Vertebral column: The Spine. The flexible structure that forms the "backbone" of the skeleton, arranged a straight line from the base of the skull to the tailbone; also called spine.
Vertebral subluxation complex: Another term for subluxation that is used in the chiropractic profession.
Vigorous-intensity physical activity: To be classified as vigorous-intensity, physical activity requires sustained, rhythmic movements of an intense enough level to elevate heart rate to 70% - 85% of maximum heart rate. Vigorous-intensity physical activity may be intense enough to represent a substantial challenge to an individual, resulting in a significant increase in heart rate and respiration.
Waist circumference: A measurement of the waist. Fat around the waist increases the risk of obesity-related health problems.
Weight control: Achieving and maintaining a healthy weight by eating well and getting regular physical activity.
Weight-cycle: Losing and gaining weight over and over again. Commonly called "yo-yo" dieting. With each cycle, there is a worsening of the percentage of body fat due to a loss of lean muscle tissue.
Whiplash: An injury to the cervical spine that occurs from rapid hyper-flexion, hyper-extension and compression movements, such as in an automobile accident.
Wrist circumference: A measurement of the wrist at its thinnest point, just proximal to the hand, that is used to estimate the size of an individual's overall skeletal structure.
X-Ray: A diagnostic imaging method that exposes photographic films with radiation passed through the body. It is most useful in diagnosing fractures, dislocations, abnormal positioning or other structural problems in bone.
Yoga: A gentle exercise system consisting of numerous stretching movements that is extremely helpful in healing.

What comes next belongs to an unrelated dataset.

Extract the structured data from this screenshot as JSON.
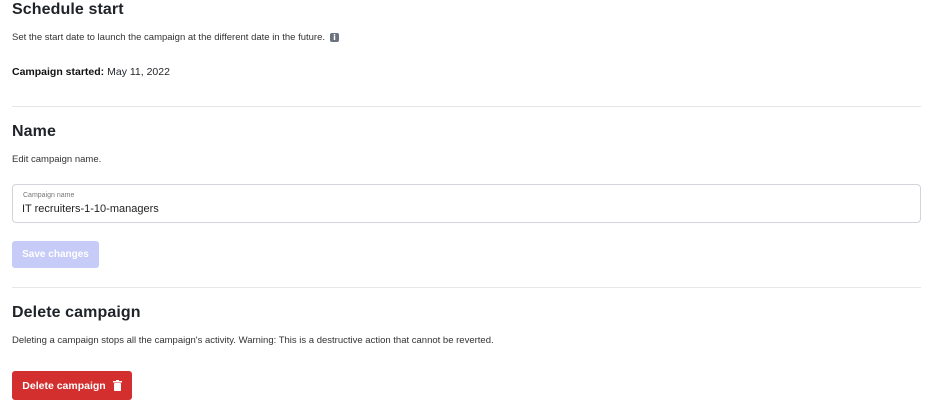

Zebra: is a medical term for a suprising diagnosis. The term derived from the aphorism "When you hear hoofbeats behind you, don't expect to see a zebra", which was coined in a slightly modified form in the late 1940s by Dr. Theodore Woodward.